▸ **Instructions to follow**: Write out the full listing below exactly as given.

*** Information shown Section Begins ***

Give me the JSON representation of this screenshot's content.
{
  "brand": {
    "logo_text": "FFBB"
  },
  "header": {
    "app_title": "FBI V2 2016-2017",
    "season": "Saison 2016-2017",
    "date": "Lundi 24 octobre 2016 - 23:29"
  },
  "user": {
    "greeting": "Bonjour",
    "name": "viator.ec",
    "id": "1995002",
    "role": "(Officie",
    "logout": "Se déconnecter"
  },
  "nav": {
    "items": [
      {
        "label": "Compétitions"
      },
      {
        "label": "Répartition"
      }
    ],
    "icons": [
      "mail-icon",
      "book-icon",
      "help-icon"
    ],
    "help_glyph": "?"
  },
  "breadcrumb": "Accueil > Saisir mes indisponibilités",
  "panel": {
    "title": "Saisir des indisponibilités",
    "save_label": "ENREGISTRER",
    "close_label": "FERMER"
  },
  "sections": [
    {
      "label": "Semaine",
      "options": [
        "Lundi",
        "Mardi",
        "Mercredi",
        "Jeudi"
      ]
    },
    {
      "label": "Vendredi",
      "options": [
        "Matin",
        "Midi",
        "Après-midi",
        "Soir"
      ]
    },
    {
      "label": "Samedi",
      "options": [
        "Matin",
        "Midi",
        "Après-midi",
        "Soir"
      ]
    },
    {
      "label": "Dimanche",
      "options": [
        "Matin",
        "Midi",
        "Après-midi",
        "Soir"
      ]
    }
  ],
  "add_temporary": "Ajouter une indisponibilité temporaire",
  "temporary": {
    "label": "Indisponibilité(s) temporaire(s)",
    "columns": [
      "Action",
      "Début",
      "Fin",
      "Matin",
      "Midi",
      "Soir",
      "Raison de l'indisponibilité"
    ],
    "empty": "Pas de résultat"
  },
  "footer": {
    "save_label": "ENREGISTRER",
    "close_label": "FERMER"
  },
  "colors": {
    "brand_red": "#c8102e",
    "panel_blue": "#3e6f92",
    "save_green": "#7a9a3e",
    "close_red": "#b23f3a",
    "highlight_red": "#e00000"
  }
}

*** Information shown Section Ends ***

▸ **Response area**:
Give me the JSON representation of this screenshot's content.
{
  "brand": {
    "logo_text": "FFBB"
  },
  "header": {
    "app_title": "FBI V2 2016-2017",
    "season": "Saison 2016-2017",
    "date": "Lundi 24 octobre 2016 - 23:29"
  },
  "user": {
    "greeting": "Bonjour",
    "name": "viator.ec",
    "id": "1995002",
    "role": "(Officie",
    "logout": "Se déconnecter"
  },
  "nav": {
    "items": [
      {
        "label": "Compétitions"
      },
      {
        "label": "Répartition"
      }
    ],
    "icons": [
      "mail-icon",
      "book-icon",
      "help-icon"
    ],
    "help_glyph": "?"
  },
  "breadcrumb": "Accueil > Saisir mes indisponibilités",
  "panel": {
    "title": "Saisir des indisponibilités",
    "save_label": "ENREGISTRER",
    "close_label": "FERMER"
  },
  "sections": [
    {
      "label": "Semaine",
      "options": [
        "Lundi",
        "Mardi",
        "Mercredi",
        "Jeudi"
      ]
    },
    {
      "label": "Vendredi",
      "options": [
        "Matin",
        "Midi",
        "Après-midi",
        "Soir"
      ]
    },
    {
      "label": "Samedi",
      "options": [
        "Matin",
        "Midi",
        "Après-midi",
        "Soir"
      ]
    },
    {
      "label": "Dimanche",
      "options": [
        "Matin",
        "Midi",
        "Après-midi",
        "Soir"
      ]
    }
  ],
  "add_temporary": "Ajouter une indisponibilité temporaire",
  "temporary": {
    "label": "Indisponibilité(s) temporaire(s)",
    "columns": [
      "Action",
      "Début",
      "Fin",
      "Matin",
      "Midi",
      "Soir",
      "Raison de l'indisponibilité"
    ],
    "empty": "Pas de résultat"
  },
  "footer": {
    "save_label": "ENREGISTRER",
    "close_label": "FERMER"
  },
  "colors": {
    "brand_red": "#c8102e",
    "panel_blue": "#3e6f92",
    "save_green": "#7a9a3e",
    "close_red": "#b23f3a",
    "highlight_red": "#e00000"
  }
}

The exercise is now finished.